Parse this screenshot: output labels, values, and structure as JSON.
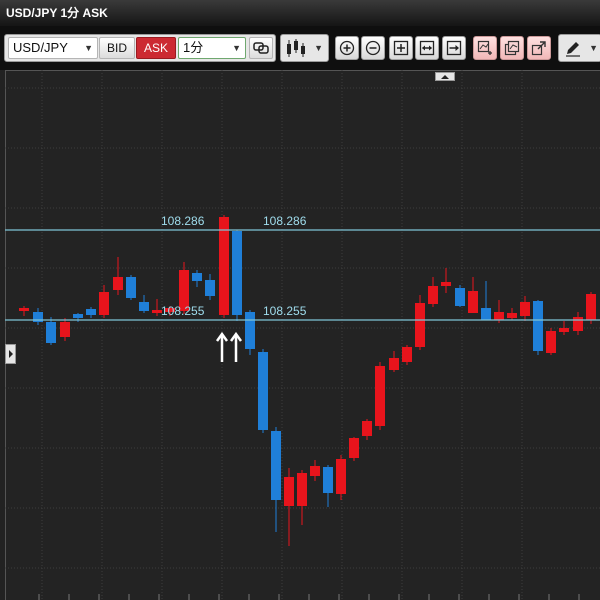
{
  "window": {
    "title": "USD/JPY 1分 ASK"
  },
  "toolbar": {
    "pair_value": "USD/JPY",
    "bid_label": "BID",
    "ask_label": "ASK",
    "interval_value": "1分",
    "colors": {
      "ask_active": "#cc2a32"
    }
  },
  "icons": [
    "link-icon",
    "candle-type-icon",
    "zoom-in-icon",
    "zoom-out-icon",
    "fit-icon",
    "expand-icon",
    "scroll-right-icon",
    "add-chart-icon",
    "duplicate-chart-icon",
    "detach-chart-icon",
    "draw-pen-icon"
  ],
  "chart": {
    "colors": {
      "up": "#e8141c",
      "down": "#1f7fd8",
      "lines": "#7fc4d6",
      "labels": "#9fdcec",
      "arrows": "#ffffff"
    },
    "lines": [
      {
        "left_label": "108.286",
        "right_label": "108.286"
      },
      {
        "left_label": "108.255",
        "right_label": "108.255"
      }
    ]
  }
}
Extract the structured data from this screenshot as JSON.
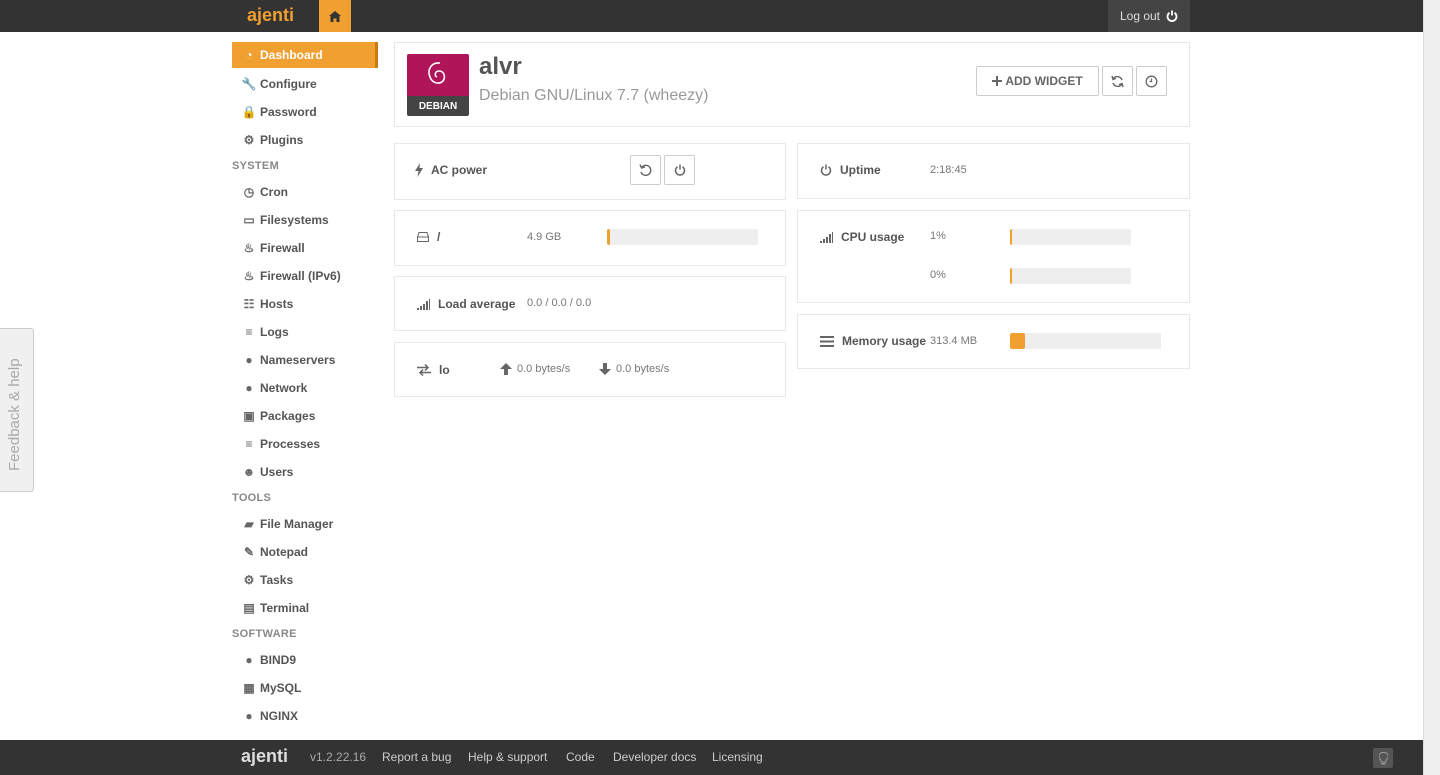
{
  "app": {
    "brand": "ajenti",
    "logout_label": "Log out"
  },
  "sidebar": {
    "top": [
      {
        "label": "Dashboard",
        "icon": "dashboard-icon"
      },
      {
        "label": "Configure",
        "icon": "wrench-icon"
      },
      {
        "label": "Password",
        "icon": "lock-icon"
      },
      {
        "label": "Plugins",
        "icon": "cogs-icon"
      }
    ],
    "system_title": "SYSTEM",
    "system": [
      {
        "label": "Cron",
        "icon": "clock-icon"
      },
      {
        "label": "Filesystems",
        "icon": "hdd-icon"
      },
      {
        "label": "Firewall",
        "icon": "fire-icon"
      },
      {
        "label": "Firewall (IPv6)",
        "icon": "fire-icon"
      },
      {
        "label": "Hosts",
        "icon": "sitemap-icon"
      },
      {
        "label": "Logs",
        "icon": "list-icon"
      },
      {
        "label": "Nameservers",
        "icon": "globe-icon"
      },
      {
        "label": "Network",
        "icon": "globe-icon"
      },
      {
        "label": "Packages",
        "icon": "gift-icon"
      },
      {
        "label": "Processes",
        "icon": "list-icon"
      },
      {
        "label": "Users",
        "icon": "group-icon"
      }
    ],
    "tools_title": "TOOLS",
    "tools": [
      {
        "label": "File Manager",
        "icon": "folder-open-icon"
      },
      {
        "label": "Notepad",
        "icon": "edit-icon"
      },
      {
        "label": "Tasks",
        "icon": "cog-icon"
      },
      {
        "label": "Terminal",
        "icon": "terminal-icon"
      }
    ],
    "software_title": "SOFTWARE",
    "software": [
      {
        "label": "BIND9",
        "icon": "globe-icon"
      },
      {
        "label": "MySQL",
        "icon": "table-icon"
      },
      {
        "label": "NGINX",
        "icon": "globe-icon"
      }
    ]
  },
  "header": {
    "hostname": "alvr",
    "os": "Debian GNU/Linux 7.7 (wheezy)",
    "logo_text": "DEBIAN",
    "add_widget_label": "ADD WIDGET"
  },
  "widgets": {
    "ac_power": {
      "label": "AC power"
    },
    "disk": {
      "label": "/",
      "value": "4.9 GB",
      "usage_fraction": 0.02
    },
    "load": {
      "label": "Load average",
      "value": "0.0 / 0.0 / 0.0"
    },
    "net": {
      "label": "lo",
      "up": "0.0 bytes/s",
      "down": "0.0 bytes/s"
    },
    "uptime": {
      "label": "Uptime",
      "value": "2:18:45"
    },
    "cpu": {
      "label": "CPU usage",
      "cores": [
        {
          "value": "1%",
          "fraction": 0.01
        },
        {
          "value": "0%",
          "fraction": 0.0
        }
      ]
    },
    "memory": {
      "label": "Memory usage",
      "value": "313.4 MB",
      "fraction": 0.1
    }
  },
  "footer": {
    "brand": "ajenti",
    "version": "v1.2.22.16",
    "links": [
      "Report a bug",
      "Help & support",
      "Code",
      "Developer docs",
      "Licensing"
    ]
  },
  "feedback_label": "Feedback & help",
  "colors": {
    "accent": "#f0a030",
    "topbar": "#333333",
    "debian": "#b0155a"
  }
}
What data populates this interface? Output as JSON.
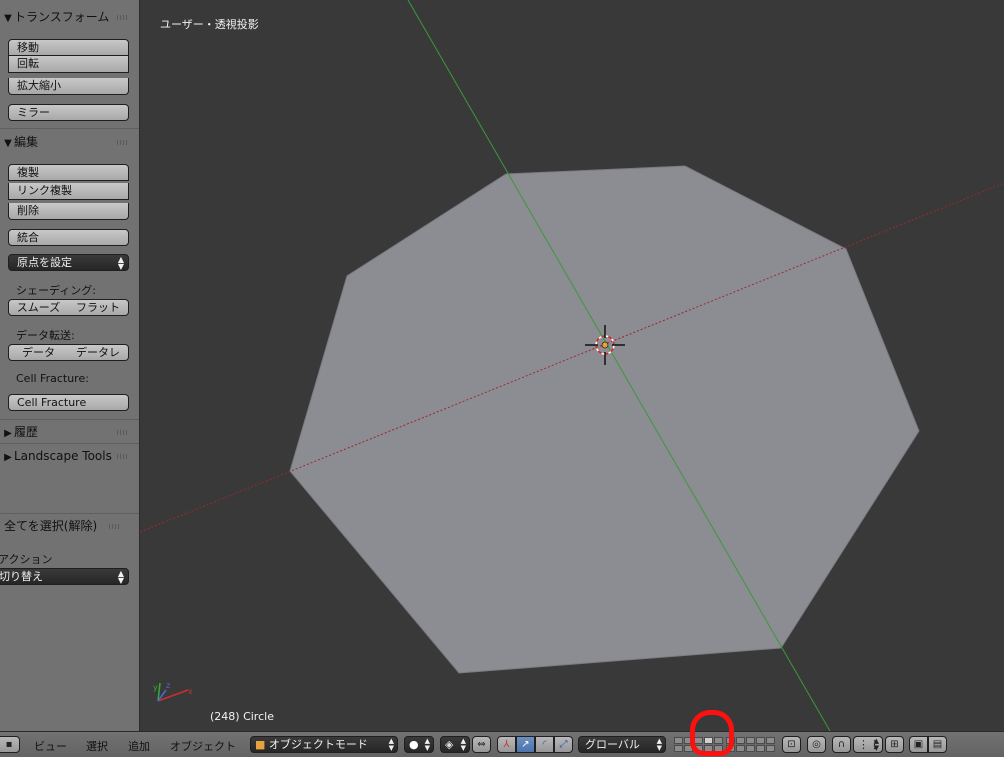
{
  "sidebar": {
    "transform": {
      "header": "トランスフォーム",
      "buttons": [
        "移動",
        "回転",
        "拡大縮小"
      ],
      "mirror": "ミラー"
    },
    "edit": {
      "header": "編集",
      "buttons": [
        "複製",
        "リンク複製",
        "削除"
      ],
      "join": "統合",
      "set_origin": "原点を設定",
      "shading_label": "シェーディング:",
      "shading_smooth": "スムーズ",
      "shading_flat": "フラット",
      "data_transfer_label": "データ転送:",
      "data_transfer_data": "データ",
      "data_transfer_datal": "データレ",
      "cell_fracture_label": "Cell Fracture:",
      "cell_fracture_button": "Cell Fracture"
    },
    "history": {
      "header": "履歴"
    },
    "landscape": {
      "header": "Landscape Tools"
    },
    "operator": {
      "header": "全てを選択(解除)",
      "action_label": "アクション",
      "action_value": "切り替え"
    }
  },
  "viewport": {
    "title": "ユーザー・透視投影",
    "object_info": "(248) Circle"
  },
  "header": {
    "menus": [
      "ビュー",
      "選択",
      "追加",
      "オブジェクト"
    ],
    "mode": "オブジェクトモード",
    "orientation": "グローバル"
  },
  "colors": {
    "mesh": "#8c8c93",
    "x_axis": "#9a2a2a",
    "y_axis": "#3a9a3a",
    "highlight": "#ff1010"
  }
}
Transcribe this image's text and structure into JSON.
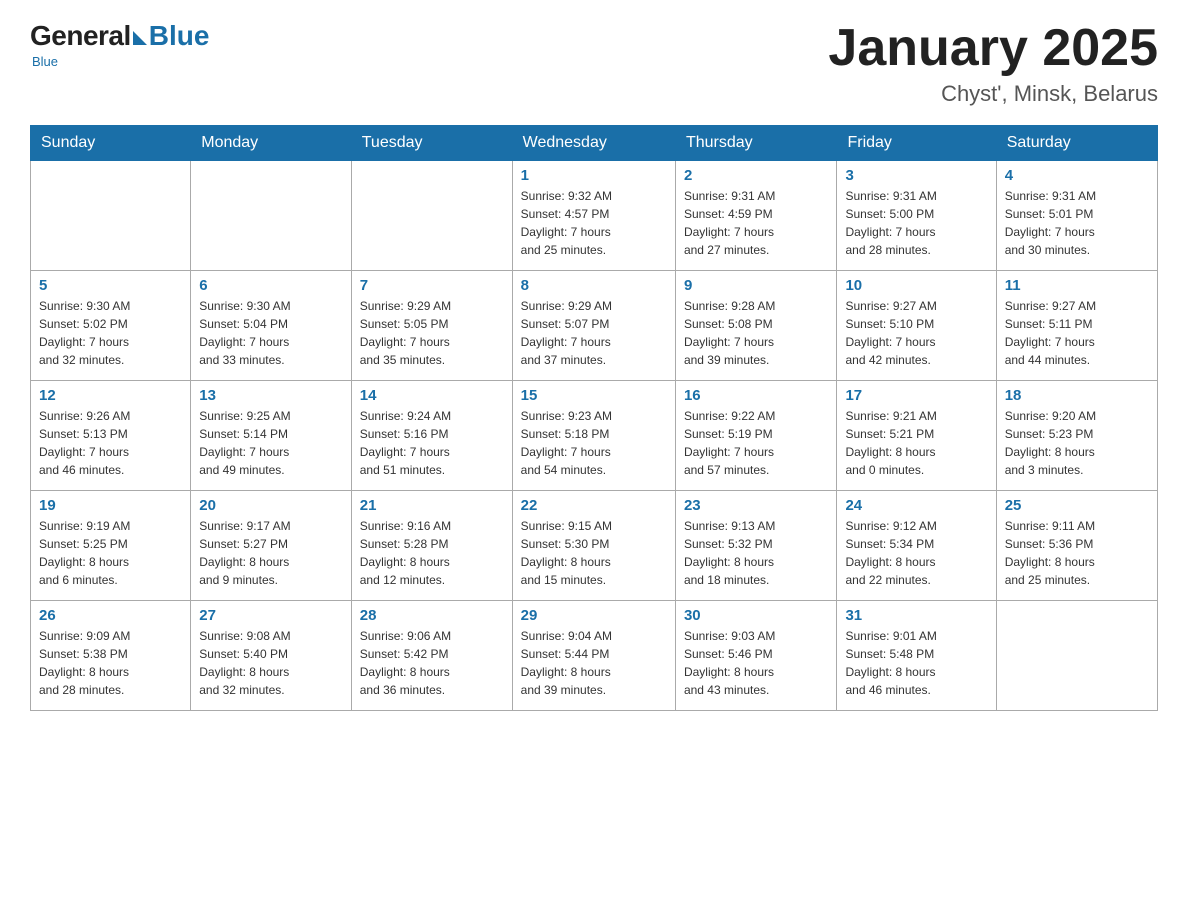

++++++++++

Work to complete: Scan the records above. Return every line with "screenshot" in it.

Final answer:
Parse this screenshot: output labels, values, and structure as JSON.
Extract the structured data from this screenshot as JSON.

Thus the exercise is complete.